If Walls Could Talk: Suffering Through Synopses

M.H. Norris

Most people know that, as a writer, I tend to be rather spontaneous. At the same time, I like to have a plan when I’m being spontaneous.

Sounds like I’m contradicting myself? Well, perhaps I am.

I’m working on an entry for a contest and, as part of the entry, I have to have a synopsis. This isn’t my first time dealing with synopses, in fact I’ve done several. But over time it doesn’t seem to get any easier. In fact, my inner writer seems to rebel at the idea.

Why should I have to know, before I even begin to write, every single thing that’s going to happen?

I change my mind all the time.

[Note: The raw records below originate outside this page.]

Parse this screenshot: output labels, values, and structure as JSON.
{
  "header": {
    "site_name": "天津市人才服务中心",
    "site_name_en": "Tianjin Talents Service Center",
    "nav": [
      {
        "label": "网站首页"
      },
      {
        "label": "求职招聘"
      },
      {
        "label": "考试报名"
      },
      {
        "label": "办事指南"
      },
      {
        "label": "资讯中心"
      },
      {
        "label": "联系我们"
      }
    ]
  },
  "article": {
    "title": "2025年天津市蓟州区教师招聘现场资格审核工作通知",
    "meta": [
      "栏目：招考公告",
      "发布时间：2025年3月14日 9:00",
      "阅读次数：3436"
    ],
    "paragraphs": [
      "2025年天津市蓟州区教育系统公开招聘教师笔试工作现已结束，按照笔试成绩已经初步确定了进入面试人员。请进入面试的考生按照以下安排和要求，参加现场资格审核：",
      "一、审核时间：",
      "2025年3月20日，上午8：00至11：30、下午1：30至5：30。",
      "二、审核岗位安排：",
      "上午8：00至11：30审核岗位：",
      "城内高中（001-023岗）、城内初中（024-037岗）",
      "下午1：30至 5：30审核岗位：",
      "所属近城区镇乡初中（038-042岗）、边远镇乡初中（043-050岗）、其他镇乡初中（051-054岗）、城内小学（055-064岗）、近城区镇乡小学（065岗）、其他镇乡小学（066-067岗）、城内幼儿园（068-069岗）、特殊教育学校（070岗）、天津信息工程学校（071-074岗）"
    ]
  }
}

Potentially, you can change your story from what you submit. I always worry, since the publisher accepted that idea—but changing the story might change that.

I hate synopses. I feel like they limit me as a writer. I know, I know that there are people who swear by them, and cannot begin a project without either that or an outline (or both). But me? I love the idea of going in with an idea and no outline and being surprised at what happens. And hopefully, my readers will be surprised alongside me.

That’s not to say I have no idea what I’m doing when I start a story. Remember the contradicting thoughts? I like to have a vague idea of where I’m going, but I don’t necessarily want a map to tell me how to get there.

But for the sake of being practical and because James likes for me to include advice here, let’s talk synopses for a bit.

Synopsis are not query letters

When you first venture into the world of writing you quickly discover that we have a language of our own. Terms like query letter, synopsis, CV, credits, and bios quickly become apparent.

And often, when you’re submitting a short story for an anthology, you find they want a synopsis, a query letter, and/or a sample of your work.

In a query letter you often out a summary in but it is nowhere near as comprehensive as a synopsis.

A synopsis helps publishers see your passion

I have to give it to synopses. They are useful for seeing if someone thought an idea through. You’ll know going in that the problem is indeed solvable.

I’ve had some trouble with figuring out where to go with a story and I have to grudgingly admit that maybe with a synopsis I wouldn’t have been stuck. That doesn’t mean I like them though…

But if you are passionate and creative with your synopsis, publishers are going to notice. Don’t write something you’re not interested in for the sake of a publishing credit—it’s not worth it.

Know you can change it

Publishers, generally, are buying the idea—not the general execution. You have room to expand and play.

The synopsis is a chance for you to sell your story and as a result it should not be taken lightly. Take your time, put in the effort, and give your story its best chance.

Synopses have their place in the writing world. And speaking of, I need to get back to mine…